As she moves forward, Corsair will continue to apply her experience in the electrical engineering and renewable energy space to help guide the lab’s applied energy development, demonstration and deployment.
She comes to the lab from the Oregon Institute of Technology, where she chaired the Department of Electrical Engineering and Renewable Energy. In addition to her time in the classroom, Corsair mentored students in optimization and life cycle modeling, energy analysis and policy and energy economics. She built a techno-economic model of electric generation assets and guided students through simulated market participation.
A lifetime of mentoring
Corsair enjoyed teaching and mentoring students, but it left her little time for research, which prompted her to begin looking for opportunities to get back to the lab. “Sharing knowledge is a big part of my work, but I also wanted to create knowledge. I’m delighted to be here at ORNL where I can perform very relevant research at the intersection of economics and technology,” she said.

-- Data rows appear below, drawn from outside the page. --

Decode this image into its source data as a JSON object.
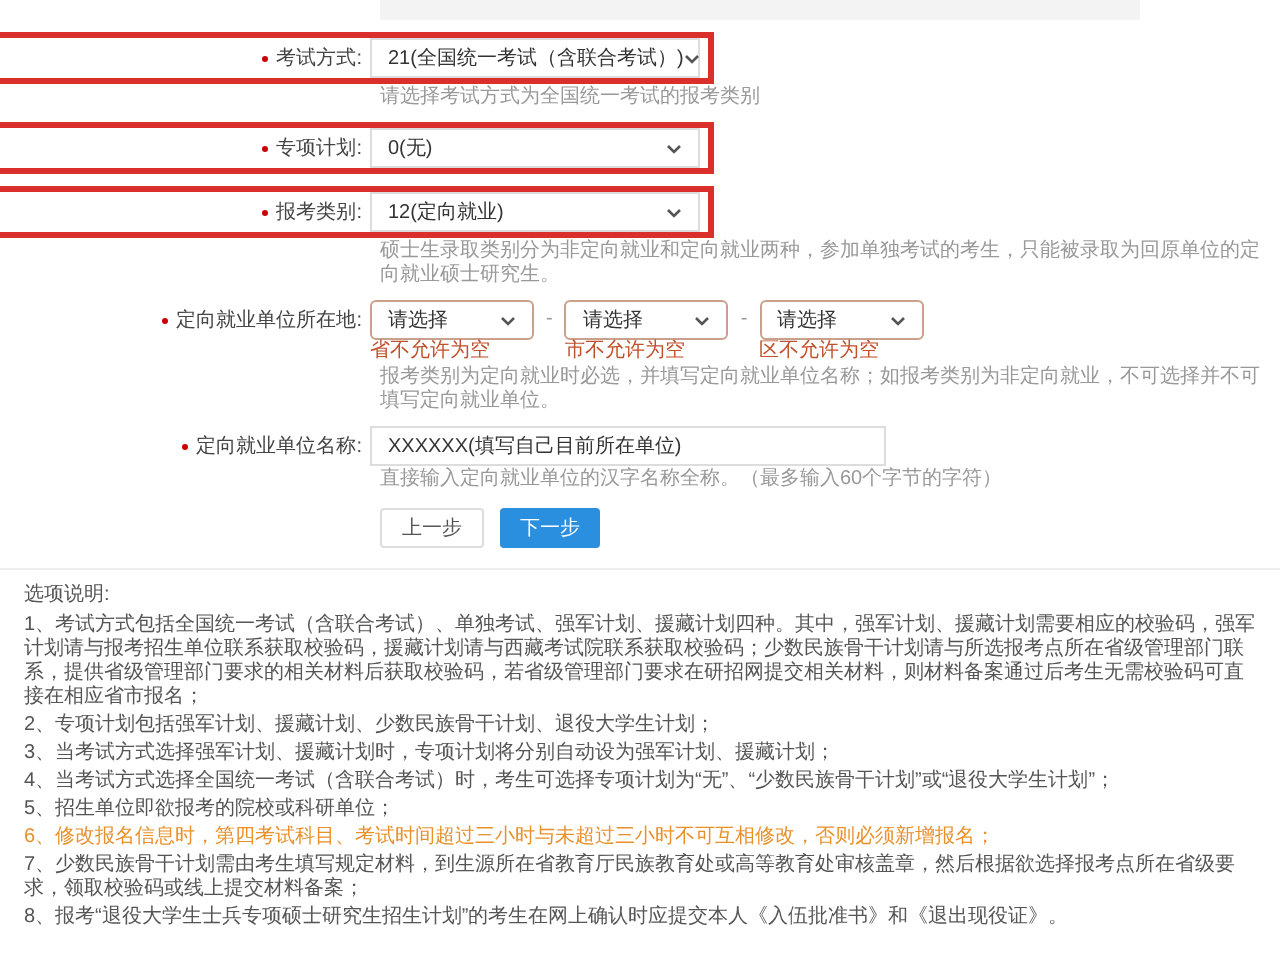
{
  "form": {
    "fields": [
      {
        "kind": "select",
        "label": "考试方式:",
        "required": true,
        "value": "21(全国统一考试（含联合考试）)",
        "highlighted": true,
        "hint": "请选择考试方式为全国统一考试的报考类别"
      },
      {
        "kind": "select",
        "label": "专项计划:",
        "required": true,
        "value": "0(无)",
        "highlighted": true
      },
      {
        "kind": "select",
        "label": "报考类别:",
        "required": true,
        "value": "12(定向就业)",
        "highlighted": true,
        "hint": "硕士生录取类别分为非定向就业和定向就业两种，参加单独考试的考生，只能被录取为回原单位的定向就业硕士研究生。"
      },
      {
        "kind": "region",
        "label": "定向就业单位所在地:",
        "required": true,
        "selects": [
          {
            "placeholder": "请选择",
            "error": "省不允许为空"
          },
          {
            "placeholder": "请选择",
            "error": "市不允许为空"
          },
          {
            "placeholder": "请选择",
            "error": "区不允许为空"
          }
        ],
        "separator": "-",
        "hint": "报考类别为定向就业时必选，并填写定向就业单位名称；如报考类别为非定向就业，不可选择并不可填写定向就业单位。"
      },
      {
        "kind": "text",
        "label": "定向就业单位名称:",
        "required": true,
        "value": "XXXXXX(填写自己目前所在单位)",
        "hint": "直接输入定向就业单位的汉字名称全称。（最多输入60个字节的字符）"
      }
    ],
    "buttons": [
      {
        "label": "上一步",
        "primary": false
      },
      {
        "label": "下一步",
        "primary": true
      }
    ]
  },
  "notes": {
    "title": "选项说明:",
    "items": [
      {
        "text": "1、考试方式包括全国统一考试（含联合考试）、单独考试、强军计划、援藏计划四种。其中，强军计划、援藏计划需要相应的校验码，强军计划请与报考招生单位联系获取校验码，援藏计划请与西藏考试院联系获取校验码；少数民族骨干计划请与所选报考点所在省级管理部门联系，提供省级管理部门要求的相关材料后获取校验码，若省级管理部门要求在研招网提交相关材料，则材料备案通过后考生无需校验码可直接在相应省市报名；",
        "warning": false
      },
      {
        "text": "2、专项计划包括强军计划、援藏计划、少数民族骨干计划、退役大学生计划；",
        "warning": false
      },
      {
        "text": "3、当考试方式选择强军计划、援藏计划时，专项计划将分别自动设为强军计划、援藏计划；",
        "warning": false
      },
      {
        "text": "4、当考试方式选择全国统一考试（含联合考试）时，考生可选择专项计划为“无”、“少数民族骨干计划”或“退役大学生计划”；",
        "warning": false
      },
      {
        "text": "5、招生单位即欲报考的院校或科研单位；",
        "warning": false
      },
      {
        "text": "6、修改报名信息时，第四考试科目、考试时间超过三小时与未超过三小时不可互相修改，否则必须新增报名；",
        "warning": true
      },
      {
        "text": "7、少数民族骨干计划需由考生填写规定材料，到生源所在省教育厅民族教育处或高等教育处审核盖章，然后根据欲选择报考点所在省级要求，领取校验码或线上提交材料备案；",
        "warning": false
      },
      {
        "text": "8、报考“退役大学生士兵专项硕士研究生招生计划”的考生在网上确认时应提交本人《入伍批准书》和《退出现役证》。",
        "warning": false
      }
    ]
  }
}
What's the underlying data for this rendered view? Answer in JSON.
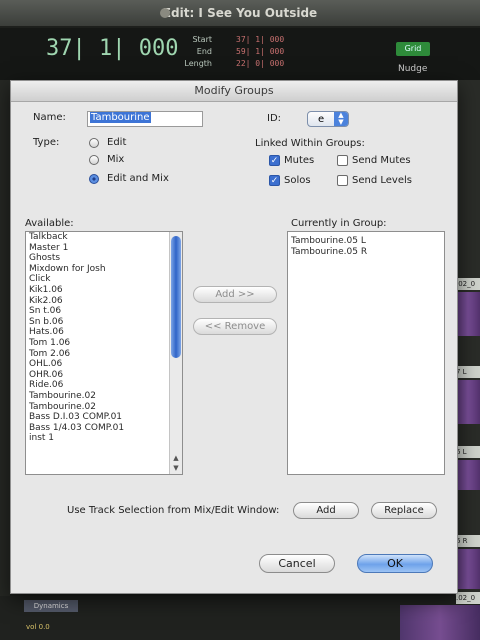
{
  "window": {
    "title": "Edit: I See You Outside"
  },
  "transport": {
    "main_counter": "37| 1| 000",
    "start_label": "Start",
    "end_label": "End",
    "length_label": "Length",
    "start_value": "37| 1| 000",
    "end_value": "59| 1| 000",
    "length_value": "22| 0| 000",
    "grid_button": "Grid",
    "nudge_label": "Nudge"
  },
  "bg_tracks": {
    "tag1": ".02_0",
    "tag2": "7 L",
    "tag3": "6 L",
    "tag4": "6 R",
    "tag5": ".02_0",
    "insert": "Dynamics",
    "vol_label": "vol",
    "vol_value": "0.0"
  },
  "dialog": {
    "title": "Modify Groups",
    "name_label": "Name:",
    "name_value": "Tambourine",
    "id_label": "ID:",
    "id_value": "e",
    "type_label": "Type:",
    "type_options": [
      "Edit",
      "Mix",
      "Edit and Mix"
    ],
    "type_selected": "Edit and Mix",
    "linked_label": "Linked Within Groups:",
    "mutes_label": "Mutes",
    "mutes_checked": true,
    "send_mutes_label": "Send Mutes",
    "send_mutes_checked": false,
    "solos_label": "Solos",
    "solos_checked": true,
    "send_levels_label": "Send Levels",
    "send_levels_checked": false,
    "available_label": "Available:",
    "available_items": [
      "Talkback",
      "Master 1",
      "Ghosts",
      "Mixdown for Josh",
      "Click",
      "Kik1.06",
      "Kik2.06",
      "Sn t.06",
      "Sn b.06",
      "Hats.06",
      "Tom 1.06",
      "Tom 2.06",
      "OHL.06",
      "OHR.06",
      "Ride.06",
      "Tambourine.02",
      "Tambourine.02",
      "Bass D.I.03 COMP.01",
      "Bass 1/4.03 COMP.01",
      "inst 1"
    ],
    "in_group_label": "Currently in Group:",
    "in_group_items": [
      "Tambourine.05 L",
      "Tambourine.05 R"
    ],
    "add_button": "Add >>",
    "remove_button": "<< Remove",
    "selection_label": "Use Track Selection from Mix/Edit Window:",
    "sel_add_button": "Add",
    "sel_replace_button": "Replace",
    "cancel_button": "Cancel",
    "ok_button": "OK"
  }
}
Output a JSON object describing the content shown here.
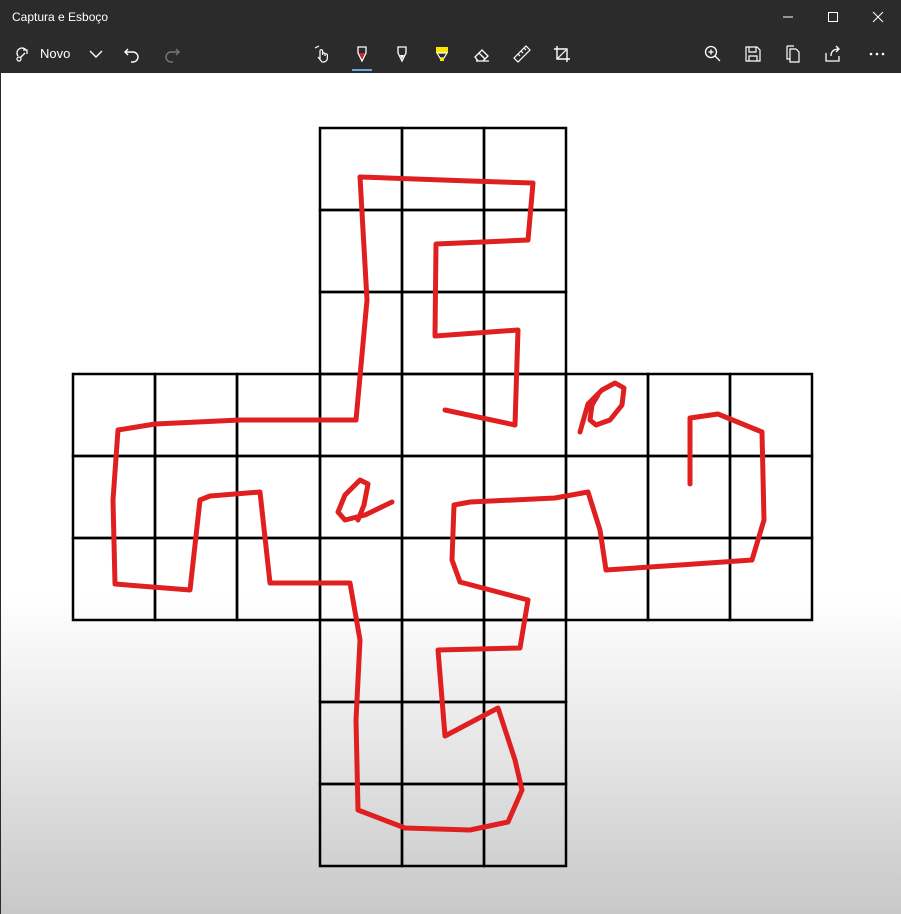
{
  "window": {
    "title": "Captura e Esboço"
  },
  "toolbar": {
    "new_label": "Novo",
    "tools": [
      "touch-writing-icon",
      "ballpoint-pen-icon",
      "pencil-icon",
      "highlighter-icon",
      "eraser-icon",
      "ruler-icon",
      "crop-icon"
    ],
    "actions": [
      "zoom-icon",
      "save-icon",
      "copy-icon",
      "share-icon",
      "more-icon"
    ]
  },
  "colors": {
    "chrome": "#2b2b2b",
    "ink": "#e02020",
    "grid": "#000000",
    "highlighter": "#ffe600"
  }
}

Her first interest in science and engineering came, as it has for many of her colleagues, in the form of a love of LEGO. “When I was a kid, I wanted to be an astronaut. So my parents started buying me space LEGO, and I quickly got interested in building the spaceships that would take me to the moon or Mars.” Corsair’s love of science was also familial — her father was an engineer, and her mother worked in administration at Lawrence Berkeley National Laboratory in California.
After earning her undergraduate degree, came the context questions. “I started looking at things in context and realized engineering wasn’t enough. I wanted to know ‘why can’t we?’ Why can’t we just shut down all the coal plants and convert to wind?
“Well, on the technology side let’s start with intermittency, and look at costs, too. How much might that cost in lithium-ion batteries for grid-scale storage for when the wind isn’t blowing? What is the geopolitical context for getting that much lithium?” she asked.
“Modernizing and decarbonizing the grid is a bit like rebuilding an airplane while it’s flying, without changing the route and while trying not to raise ticket prices. As a kid, I liked building with LEGO; as I grew up, I came to realize that there is context surrounding everything you build,” she said.
In pursuit of gaining new skills to identify and analyze that context, Corsair earned a master’s degree in civil, environmental and architectural engineering from the University of Colorado-Boulder and later both a master’s and doctorate in geography and environmental engineering at Johns Hopkins University.
Corsair intends to continue connecting with students at ORNL by participating in the lab’s mentoring and community outreach programs. She is especially interested in reaching underrepresented groups in science, including students from low-income households and first-generation college students. “This is the economist coming out in me again. There’s a whole lot of talent we’re losing. For the good of our future, we can’t afford to exclude three-quarters of the population and still expect to do really world-class work,” she said.
“I want to go out and tell even the very little girls, ‘hey, let’s get out the LEGO and let’s build something today.’ Pull out your phone and show me what you can whip up as an app. If there isn’t an app for what you want to do, why haven’t you coded it yet?” Corsair said. “It really struck me when I became a professor that we still had the same number of women sitting in the classroom as I did when I was an undergraduate. So, let’s get more opportunities out there for everyone. This can only benefit our society as a whole.”
UT-Battelle manages ORNL for Department of Energy’s Office of Science, the single largest supporter of basic research in the physical sciences in the United States. The Office of Science is working to address some of the most pressing challenges of our time. For more information, please visit www.energy.gov/science.